“You should always be pushing your representatives to do better and be better. . . Genuinely they’re all frightened of you! We’re genuinely frightened of the people who elect us!”
The Politics & International Relations Society at the University of Kent welcomed Jess Phillips MP for a far-reaching conversation on British politics. The discussion began with Phillips explaining her journey into politics – how jobs and experiences before her role in parliament shaped her interest in politics. Talking about her time in parliament she made remarks upon the lack of diversity, both in terms of gender and race, but also experiences; notably how the lived experiences of MPs, more often than not, do not accurately reflect those that they represent. She also brought up the inequalities that have been highlighted during the COVID-19 pandemic.

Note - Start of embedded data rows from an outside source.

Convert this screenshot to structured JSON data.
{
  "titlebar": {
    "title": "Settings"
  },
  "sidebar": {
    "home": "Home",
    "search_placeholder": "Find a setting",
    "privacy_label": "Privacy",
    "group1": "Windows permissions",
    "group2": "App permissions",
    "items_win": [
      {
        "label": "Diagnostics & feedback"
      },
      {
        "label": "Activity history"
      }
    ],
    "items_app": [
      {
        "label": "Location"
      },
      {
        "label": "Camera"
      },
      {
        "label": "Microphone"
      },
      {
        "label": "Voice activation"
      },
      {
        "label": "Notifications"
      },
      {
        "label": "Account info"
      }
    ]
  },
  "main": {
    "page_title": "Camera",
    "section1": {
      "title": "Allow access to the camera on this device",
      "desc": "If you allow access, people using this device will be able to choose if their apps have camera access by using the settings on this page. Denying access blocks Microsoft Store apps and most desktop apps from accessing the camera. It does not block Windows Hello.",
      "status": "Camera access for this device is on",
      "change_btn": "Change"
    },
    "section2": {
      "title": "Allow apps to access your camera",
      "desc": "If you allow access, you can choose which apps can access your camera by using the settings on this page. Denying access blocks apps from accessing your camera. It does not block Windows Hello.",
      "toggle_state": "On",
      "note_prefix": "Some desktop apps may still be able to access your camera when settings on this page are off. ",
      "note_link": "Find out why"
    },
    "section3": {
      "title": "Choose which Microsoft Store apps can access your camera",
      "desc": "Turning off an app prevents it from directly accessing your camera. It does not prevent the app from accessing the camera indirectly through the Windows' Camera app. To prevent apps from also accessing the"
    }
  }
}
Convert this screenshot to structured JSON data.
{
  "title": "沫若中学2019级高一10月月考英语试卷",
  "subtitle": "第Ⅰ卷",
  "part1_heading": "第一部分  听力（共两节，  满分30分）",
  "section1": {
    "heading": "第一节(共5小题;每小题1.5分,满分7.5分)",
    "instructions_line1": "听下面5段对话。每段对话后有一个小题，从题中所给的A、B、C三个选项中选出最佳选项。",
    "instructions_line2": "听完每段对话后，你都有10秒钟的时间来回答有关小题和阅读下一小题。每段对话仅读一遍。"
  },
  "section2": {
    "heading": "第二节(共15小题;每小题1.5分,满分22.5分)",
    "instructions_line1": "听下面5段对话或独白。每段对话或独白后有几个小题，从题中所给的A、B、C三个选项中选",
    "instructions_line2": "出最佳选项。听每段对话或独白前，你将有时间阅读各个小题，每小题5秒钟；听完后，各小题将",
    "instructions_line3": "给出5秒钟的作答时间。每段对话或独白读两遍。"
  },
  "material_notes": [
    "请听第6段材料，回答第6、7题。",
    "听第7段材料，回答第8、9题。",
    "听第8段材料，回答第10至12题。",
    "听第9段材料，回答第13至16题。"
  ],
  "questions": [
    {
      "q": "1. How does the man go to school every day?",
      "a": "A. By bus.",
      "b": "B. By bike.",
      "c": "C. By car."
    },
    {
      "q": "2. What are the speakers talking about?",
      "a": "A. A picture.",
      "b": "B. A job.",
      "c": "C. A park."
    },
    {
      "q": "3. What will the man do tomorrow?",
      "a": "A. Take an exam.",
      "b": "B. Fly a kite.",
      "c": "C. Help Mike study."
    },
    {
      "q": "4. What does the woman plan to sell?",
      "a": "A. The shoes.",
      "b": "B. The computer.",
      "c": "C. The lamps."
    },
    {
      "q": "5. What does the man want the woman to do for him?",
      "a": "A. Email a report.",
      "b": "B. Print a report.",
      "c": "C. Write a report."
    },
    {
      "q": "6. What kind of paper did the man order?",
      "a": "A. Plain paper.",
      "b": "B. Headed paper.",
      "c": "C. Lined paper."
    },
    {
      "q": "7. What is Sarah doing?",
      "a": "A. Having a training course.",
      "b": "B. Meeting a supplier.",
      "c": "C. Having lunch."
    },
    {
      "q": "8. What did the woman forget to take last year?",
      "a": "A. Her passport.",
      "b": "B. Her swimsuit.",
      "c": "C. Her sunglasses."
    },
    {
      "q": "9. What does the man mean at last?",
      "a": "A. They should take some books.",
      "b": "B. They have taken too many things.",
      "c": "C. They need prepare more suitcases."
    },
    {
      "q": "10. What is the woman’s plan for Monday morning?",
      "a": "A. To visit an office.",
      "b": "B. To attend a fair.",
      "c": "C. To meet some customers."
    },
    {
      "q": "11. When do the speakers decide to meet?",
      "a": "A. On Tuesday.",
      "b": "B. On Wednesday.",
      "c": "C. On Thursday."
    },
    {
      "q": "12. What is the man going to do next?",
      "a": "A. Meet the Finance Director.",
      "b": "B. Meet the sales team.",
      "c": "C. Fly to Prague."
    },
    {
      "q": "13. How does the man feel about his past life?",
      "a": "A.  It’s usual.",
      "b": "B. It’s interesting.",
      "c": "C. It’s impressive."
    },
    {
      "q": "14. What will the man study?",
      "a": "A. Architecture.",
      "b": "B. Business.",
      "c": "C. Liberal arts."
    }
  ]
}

Phillips discussed her role as Shadow Minister for Domestic Violence and Safeguarding and what needs to change in politics and society to make the UK a safer place for women and girls. She explained the intersection of policy areas that impact this problem, from housing to benefits to criminal justice. Talking about sexual violence in schools and universities, she explained the lack of monitoring from groups like bodies like Ofsted and said that “universities are the worst place” for this kind of harassment and violence. The audience asked a variety of questions, ranging from the upcoming by-election in Hartlepool, to recent violence in Northern Ireland.